[Record extracts]

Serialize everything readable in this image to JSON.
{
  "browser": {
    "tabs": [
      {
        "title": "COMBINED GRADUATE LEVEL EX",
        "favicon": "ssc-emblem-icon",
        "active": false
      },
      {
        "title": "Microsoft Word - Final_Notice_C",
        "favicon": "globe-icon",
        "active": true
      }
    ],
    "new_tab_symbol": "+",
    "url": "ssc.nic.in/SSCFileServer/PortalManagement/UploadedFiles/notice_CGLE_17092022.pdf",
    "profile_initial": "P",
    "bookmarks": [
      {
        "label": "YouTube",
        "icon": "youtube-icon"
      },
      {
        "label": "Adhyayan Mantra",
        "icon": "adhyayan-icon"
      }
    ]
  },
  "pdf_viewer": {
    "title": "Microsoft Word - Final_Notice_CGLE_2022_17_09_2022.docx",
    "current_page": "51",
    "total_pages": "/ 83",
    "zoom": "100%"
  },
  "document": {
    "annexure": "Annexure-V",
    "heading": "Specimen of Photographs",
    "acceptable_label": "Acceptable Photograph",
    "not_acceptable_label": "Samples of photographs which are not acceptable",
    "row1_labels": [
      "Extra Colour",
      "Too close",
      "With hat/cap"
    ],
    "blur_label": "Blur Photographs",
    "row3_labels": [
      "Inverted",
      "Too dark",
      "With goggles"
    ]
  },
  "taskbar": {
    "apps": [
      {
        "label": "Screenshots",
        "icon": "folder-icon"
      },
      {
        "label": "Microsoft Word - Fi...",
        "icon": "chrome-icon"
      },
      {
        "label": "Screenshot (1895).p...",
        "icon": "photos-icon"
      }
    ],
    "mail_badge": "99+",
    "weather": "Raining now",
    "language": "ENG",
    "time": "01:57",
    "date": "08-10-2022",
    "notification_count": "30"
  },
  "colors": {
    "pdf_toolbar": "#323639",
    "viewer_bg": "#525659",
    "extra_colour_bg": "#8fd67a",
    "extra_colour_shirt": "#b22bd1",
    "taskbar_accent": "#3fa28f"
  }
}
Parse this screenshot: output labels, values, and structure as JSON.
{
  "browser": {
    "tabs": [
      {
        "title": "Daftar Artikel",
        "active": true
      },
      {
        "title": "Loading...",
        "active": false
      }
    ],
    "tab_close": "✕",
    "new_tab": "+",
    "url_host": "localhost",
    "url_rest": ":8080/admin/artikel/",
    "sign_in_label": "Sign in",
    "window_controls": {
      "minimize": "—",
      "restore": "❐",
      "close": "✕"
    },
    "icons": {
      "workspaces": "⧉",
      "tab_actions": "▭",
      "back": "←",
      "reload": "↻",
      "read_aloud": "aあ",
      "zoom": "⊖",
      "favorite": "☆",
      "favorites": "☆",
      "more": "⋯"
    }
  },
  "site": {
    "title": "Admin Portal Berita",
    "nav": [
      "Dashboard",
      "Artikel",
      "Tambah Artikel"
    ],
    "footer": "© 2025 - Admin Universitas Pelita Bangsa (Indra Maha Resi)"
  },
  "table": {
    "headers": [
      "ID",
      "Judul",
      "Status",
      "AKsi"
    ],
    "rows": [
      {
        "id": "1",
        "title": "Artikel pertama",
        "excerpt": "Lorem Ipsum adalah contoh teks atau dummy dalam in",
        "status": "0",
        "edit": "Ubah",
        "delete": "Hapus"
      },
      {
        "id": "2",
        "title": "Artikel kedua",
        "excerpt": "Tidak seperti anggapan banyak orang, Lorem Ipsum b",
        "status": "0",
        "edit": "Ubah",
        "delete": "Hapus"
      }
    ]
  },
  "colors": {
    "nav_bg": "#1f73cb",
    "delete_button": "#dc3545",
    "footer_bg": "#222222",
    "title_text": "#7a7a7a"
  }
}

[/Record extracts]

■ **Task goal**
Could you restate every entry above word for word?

■ **Task output**
Serialize everything readable in this image to JSON.
{
  "browser": {
    "tabs": [
      {
        "title": "COMBINED GRADUATE LEVEL EX",
        "favicon": "ssc-emblem-icon",
        "active": false
      },
      {
        "title": "Microsoft Word - Final_Notice_C",
        "favicon": "globe-icon",
        "active": true
      }
    ],
    "new_tab_symbol": "+",
    "url": "ssc.nic.in/SSCFileServer/PortalManagement/UploadedFiles/notice_CGLE_17092022.pdf",
    "profile_initial": "P",
    "bookmarks": [
      {
        "label": "YouTube",
        "icon": "youtube-icon"
      },
      {
        "label": "Adhyayan Mantra",
        "icon": "adhyayan-icon"
      }
    ]
  },
  "pdf_viewer": {
    "title": "Microsoft Word - Final_Notice_CGLE_2022_17_09_2022.docx",
    "current_page": "51",
    "total_pages": "/ 83",
    "zoom": "100%"
  },
  "document": {
    "annexure": "Annexure-V",
    "heading": "Specimen of Photographs",
    "acceptable_label": "Acceptable Photograph",
    "not_acceptable_label": "Samples of photographs which are not acceptable",
    "row1_labels": [
      "Extra Colour",
      "Too close",
      "With hat/cap"
    ],
    "blur_label": "Blur Photographs",
    "row3_labels": [
      "Inverted",
      "Too dark",
      "With goggles"
    ]
  },
  "taskbar": {
    "apps": [
      {
        "label": "Screenshots",
        "icon": "folder-icon"
      },
      {
        "label": "Microsoft Word - Fi...",
        "icon": "chrome-icon"
      },
      {
        "label": "Screenshot (1895).p...",
        "icon": "photos-icon"
      }
    ],
    "mail_badge": "99+",
    "weather": "Raining now",
    "language": "ENG",
    "time": "01:57",
    "date": "08-10-2022",
    "notification_count": "30"
  },
  "colors": {
    "pdf_toolbar": "#323639",
    "viewer_bg": "#525659",
    "extra_colour_bg": "#8fd67a",
    "extra_colour_shirt": "#b22bd1",
    "taskbar_accent": "#3fa28f"
  }
}
Parse this screenshot: output labels, values, and structure as JSON.
{
  "browser": {
    "tabs": [
      {
        "title": "Daftar Artikel",
        "active": true
      },
      {
        "title": "Loading...",
        "active": false
      }
    ],
    "tab_close": "✕",
    "new_tab": "+",
    "url_host": "localhost",
    "url_rest": ":8080/admin/artikel/",
    "sign_in_label": "Sign in",
    "window_controls": {
      "minimize": "—",
      "restore": "❐",
      "close": "✕"
    },
    "icons": {
      "workspaces": "⧉",
      "tab_actions": "▭",
      "back": "←",
      "reload": "↻",
      "read_aloud": "aあ",
      "zoom": "⊖",
      "favorite": "☆",
      "favorites": "☆",
      "more": "⋯"
    }
  },
  "site": {
    "title": "Admin Portal Berita",
    "nav": [
      "Dashboard",
      "Artikel",
      "Tambah Artikel"
    ],
    "footer": "© 2025 - Admin Universitas Pelita Bangsa (Indra Maha Resi)"
  },
  "table": {
    "headers": [
      "ID",
      "Judul",
      "Status",
      "AKsi"
    ],
    "rows": [
      {
        "id": "1",
        "title": "Artikel pertama",
        "excerpt": "Lorem Ipsum adalah contoh teks atau dummy dalam in",
        "status": "0",
        "edit": "Ubah",
        "delete": "Hapus"
      },
      {
        "id": "2",
        "title": "Artikel kedua",
        "excerpt": "Tidak seperti anggapan banyak orang, Lorem Ipsum b",
        "status": "0",
        "edit": "Ubah",
        "delete": "Hapus"
      }
    ]
  },
  "colors": {
    "nav_bg": "#1f73cb",
    "delete_button": "#dc3545",
    "footer_bg": "#222222",
    "title_text": "#7a7a7a"
  }
}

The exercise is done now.